Now that we have some of the OAuth 2.0 vocabulary handy, let’s revisit the example with a closer look at what’s going on throughout the OAuth flow.
Long before you gave “Terrible Pun of the Day” permission to access your contacts, the Client and the Authorization Server established a working relationship. The Authorization Server generated a Client ID and Client Secret, sometimes called the App ID and App Secret, and gave them to the Client to use for all future OAuth exchanges.
As the name implies, the Client Secret must be kept secret so that only the Client and Authorization Server know what it is. This is how the Authorization Server can verify the Client.
OAuth 2.0 is designed only for authorization, for granting access to data and features from one application to another. OpenID Connect (OIDC) is a thin layer that sits on top of OAuth 2.0 that adds login and profile information about the person who is logged in. Establishing a login session is often referred to as authentication, and information about the person logged in (i.e. the Resource Owner) is called identity. When an Authorization Server supports OIDC, it is sometimes called an identity provider, since it provides information about the Resource Owner back to the Client.

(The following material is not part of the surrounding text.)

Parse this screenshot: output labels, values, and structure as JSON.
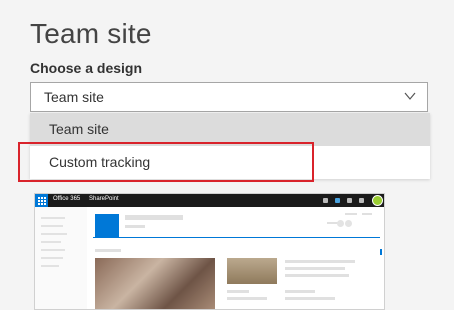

OpenID Connect enables scenarios where one login can be used across multiple applications, also known as single sign-on (SSO). For example, an application could support SSO with social networking services such as Facebook or Twitter so that users can choose to leverage a login they already have and are comfortable using.
The OpenID Connect flow looks the same as OAuth. The only differences are, in the initial request, a specific scope of
openid is used, and in the final exchange the Client receives both an Access Token and an ID Token.
As with the OAuth flow, the OpenID Connect Access Token is a value the Client doesn’t understand. As far as the Client is concerned, the Access Token is just a string of gibberish to pass with any request to the Resource Server, and the Resource Server knows if the token is valid. The ID Token, however, is very different.
An ID Token is a specifically formatted string of characters known as a JSON Web Token, or JWT. JWTs are sometimes pronounced “jots.” A JWT may look like gibberish to you and me, but the Client can extract information embedded in the JWT such as your ID, name, when you logged in, the ID Token expiration, and if anything has tried to tamper with the JWT. The data inside the ID Token are called claims.
With OIDC, there’s also a standard way the Client can request additional identity information from the Authorization Server, such as their email address, using the Access Token.